Audubon Texas staff assess hurricane damage to an island in Galveston Bay.Photo:Julia Robinson
Protecting and restoring coastlines will strengthen populations of shorebirds while preserving the places they need to survive throughout their lives. The work needed to accomplish this goal will also protect coastal communities against the threat of sea-level rise due to a changing climate. Audubon’s Coasts initiative focuses on the most threatened and iconic bird species that rely on coastal habitats—estuaries, islands, beaches, and the marine environment—throughout the hemisphere. Audubon’s work will target the most important breeding, stopover, and wintering sites in each flyway for 16 flagship bird species. These actions will both stabilize and enhance the populations of those flagship species while simultaneously benefiting at least 375 other species that rely on similar habitats.
By focusing on the biggest threats to 16 flagship bird species and the places they depend on, we will maximize our conservation impact and help build resilient coastlines. Those 16 flagship species represent at least 375 others as well as the ecosystems upon which they depend.
How to Get There
Finalize baseline measures for 16 flagship species and habitats and identify threats at all key sites.
Reduce predator and human disturbance on breeding and wintering grounds through expanded coastal stewardship programs.
Restore wetlands, beaches, salt marshes, and tidal flats through on-the-ground conservation.
Pioneer new coastal resilience solutions that protect and enhance habitats critical to birds and that help protect coastal communities and infrastructure.
Mobilize our network to advocate for increased protections for seabirds, shorebirds, and coastal habitats, as well as funding for coastal conservation.

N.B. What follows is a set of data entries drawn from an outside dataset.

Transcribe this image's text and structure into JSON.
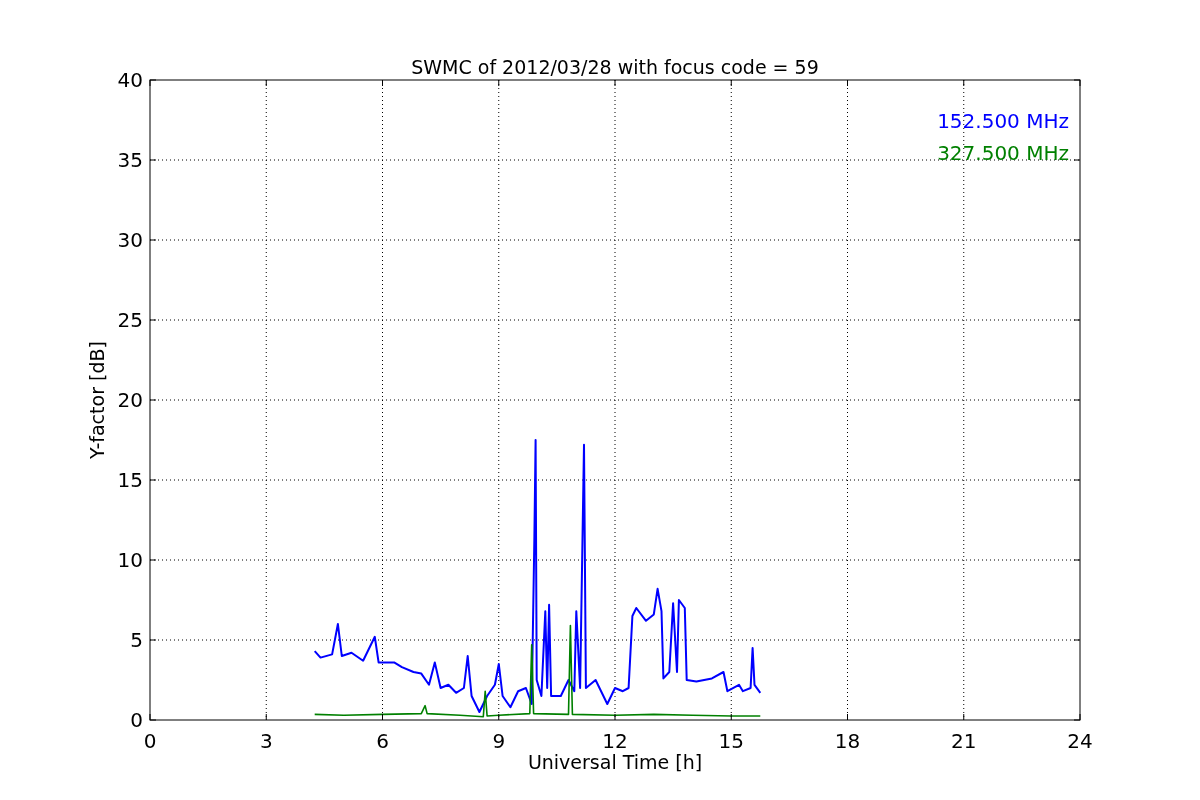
{
  "chart_data": {
    "type": "line",
    "title": "SWMC of 2012/03/28 with focus code = 59",
    "xlabel": "Universal Time [h]",
    "ylabel": "Y-factor [dB]",
    "xlim": [
      0,
      24
    ],
    "ylim": [
      0,
      40
    ],
    "xticks": [
      0,
      3,
      6,
      9,
      12,
      15,
      18,
      21,
      24
    ],
    "yticks": [
      0,
      5,
      10,
      15,
      20,
      25,
      30,
      35,
      40
    ],
    "grid": true,
    "series": [
      {
        "name": "152.500 MHz",
        "color": "#0000ff",
        "x": [
          4.25,
          4.4,
          4.7,
          4.85,
          4.95,
          5.2,
          5.5,
          5.8,
          5.9,
          6.3,
          6.5,
          6.8,
          7.0,
          7.2,
          7.35,
          7.5,
          7.7,
          7.9,
          8.1,
          8.2,
          8.3,
          8.5,
          8.7,
          8.9,
          9.0,
          9.1,
          9.3,
          9.5,
          9.7,
          9.85,
          9.92,
          9.95,
          9.98,
          10.1,
          10.2,
          10.25,
          10.3,
          10.35,
          10.6,
          10.8,
          10.95,
          11.0,
          11.1,
          11.2,
          11.25,
          11.5,
          11.8,
          12.0,
          12.2,
          12.35,
          12.45,
          12.55,
          12.8,
          13.0,
          13.1,
          13.2,
          13.25,
          13.4,
          13.5,
          13.6,
          13.65,
          13.8,
          13.85,
          14.1,
          14.5,
          14.8,
          14.9,
          15.2,
          15.3,
          15.5,
          15.55,
          15.6,
          15.75
        ],
        "values": [
          4.3,
          3.9,
          4.1,
          6.0,
          4.0,
          4.2,
          3.7,
          5.2,
          3.6,
          3.6,
          3.3,
          3.0,
          2.9,
          2.2,
          3.6,
          2.0,
          2.2,
          1.7,
          2.0,
          4.0,
          1.5,
          0.5,
          1.5,
          2.2,
          3.5,
          1.5,
          0.8,
          1.8,
          2.0,
          1.0,
          11.5,
          17.5,
          2.5,
          1.5,
          6.8,
          2.0,
          7.2,
          1.5,
          1.5,
          2.5,
          1.8,
          6.8,
          2.0,
          17.2,
          2.0,
          2.5,
          1.0,
          2.0,
          1.8,
          2.0,
          6.5,
          7.0,
          6.2,
          6.6,
          8.2,
          6.8,
          2.6,
          3.0,
          7.3,
          3.0,
          7.5,
          7.0,
          2.5,
          2.4,
          2.6,
          3.0,
          1.8,
          2.2,
          1.8,
          2.0,
          4.5,
          2.2,
          1.7
        ]
      },
      {
        "name": "327.500 MHz",
        "color": "#008000",
        "x": [
          4.25,
          5.0,
          6.0,
          7.0,
          7.1,
          7.15,
          8.0,
          8.6,
          8.65,
          8.7,
          9.0,
          9.8,
          9.85,
          9.9,
          10.8,
          10.85,
          10.9,
          12.0,
          13.0,
          14.0,
          15.0,
          15.75
        ],
        "values": [
          0.35,
          0.3,
          0.35,
          0.4,
          0.9,
          0.4,
          0.3,
          0.2,
          1.8,
          0.25,
          0.3,
          0.4,
          4.7,
          0.4,
          0.35,
          5.9,
          0.35,
          0.3,
          0.35,
          0.3,
          0.25,
          0.25
        ]
      }
    ]
  }
}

Increase or stabilize the popula tions of 16 flagship bird species by reducing threats at 500 priority sites.
Grow the coastal stewardship program to enlist 10,000 volunteers and partner with 130 coastal Audubon chapters, our BirdLife International partners, and other organizations to support conservation at the 500 priority sites.
Implement and influence climate adaptation strategies to address current and future threats to flagship species by restoring and protecting 300,000 acres of coastal wetlands and marshes.

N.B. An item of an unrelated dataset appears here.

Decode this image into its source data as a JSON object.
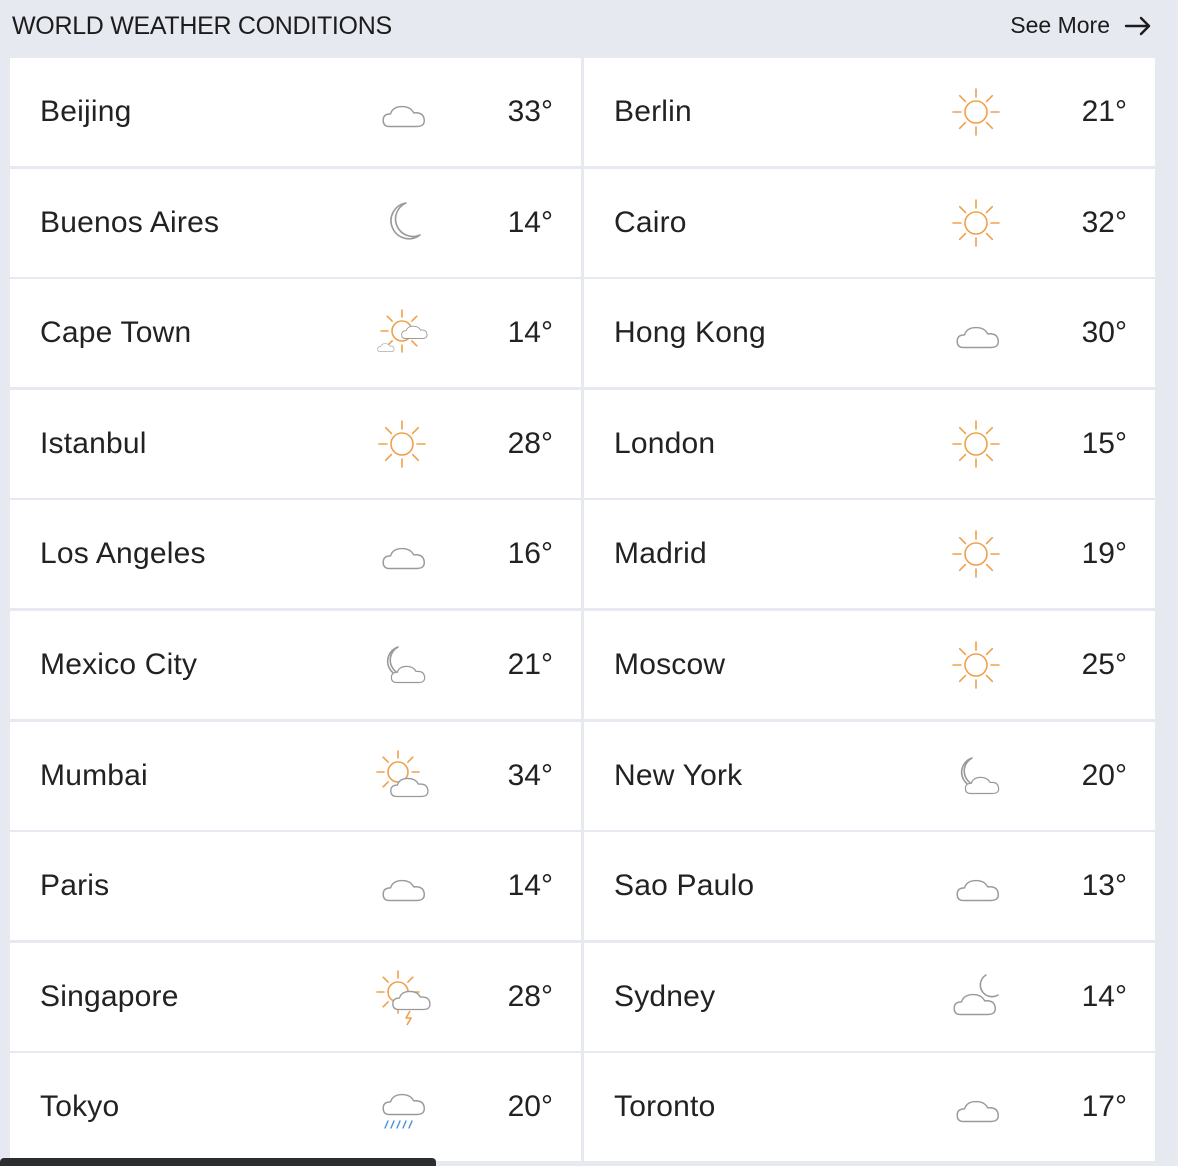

Strengthen coastal safeguards and land-management policies to protect and promote resilient, high-quality coastal habitats.
Advance public policies to better manage coastal forage fisheries that are critically important food sources to our flagship species.

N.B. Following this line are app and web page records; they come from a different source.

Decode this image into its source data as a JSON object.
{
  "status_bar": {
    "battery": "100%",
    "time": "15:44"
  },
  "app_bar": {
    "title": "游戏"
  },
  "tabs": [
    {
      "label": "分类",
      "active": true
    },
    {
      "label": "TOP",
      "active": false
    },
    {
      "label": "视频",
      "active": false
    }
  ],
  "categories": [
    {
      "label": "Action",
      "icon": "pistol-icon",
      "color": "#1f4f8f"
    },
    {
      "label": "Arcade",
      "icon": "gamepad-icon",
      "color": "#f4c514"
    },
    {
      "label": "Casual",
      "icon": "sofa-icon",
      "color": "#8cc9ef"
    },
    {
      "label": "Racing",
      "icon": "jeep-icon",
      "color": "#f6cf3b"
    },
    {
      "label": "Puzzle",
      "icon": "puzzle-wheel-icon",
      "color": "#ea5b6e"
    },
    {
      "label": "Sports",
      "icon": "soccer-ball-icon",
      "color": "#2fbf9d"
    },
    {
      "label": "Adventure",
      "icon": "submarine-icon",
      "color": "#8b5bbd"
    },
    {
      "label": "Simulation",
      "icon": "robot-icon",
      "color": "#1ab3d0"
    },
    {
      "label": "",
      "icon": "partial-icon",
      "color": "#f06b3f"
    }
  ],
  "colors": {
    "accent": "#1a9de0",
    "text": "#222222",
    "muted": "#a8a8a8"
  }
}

Reduce threats to seabirds and shorebirds from oil and gas development and shipping accidents on the Arctic coast and in adjacent marine waters.
With partners, establish a uniform, science-based approach to map priority sites, identify threats, and measure the biological response to conservation actions across the hemisphere in order to evaluate progress against these goals.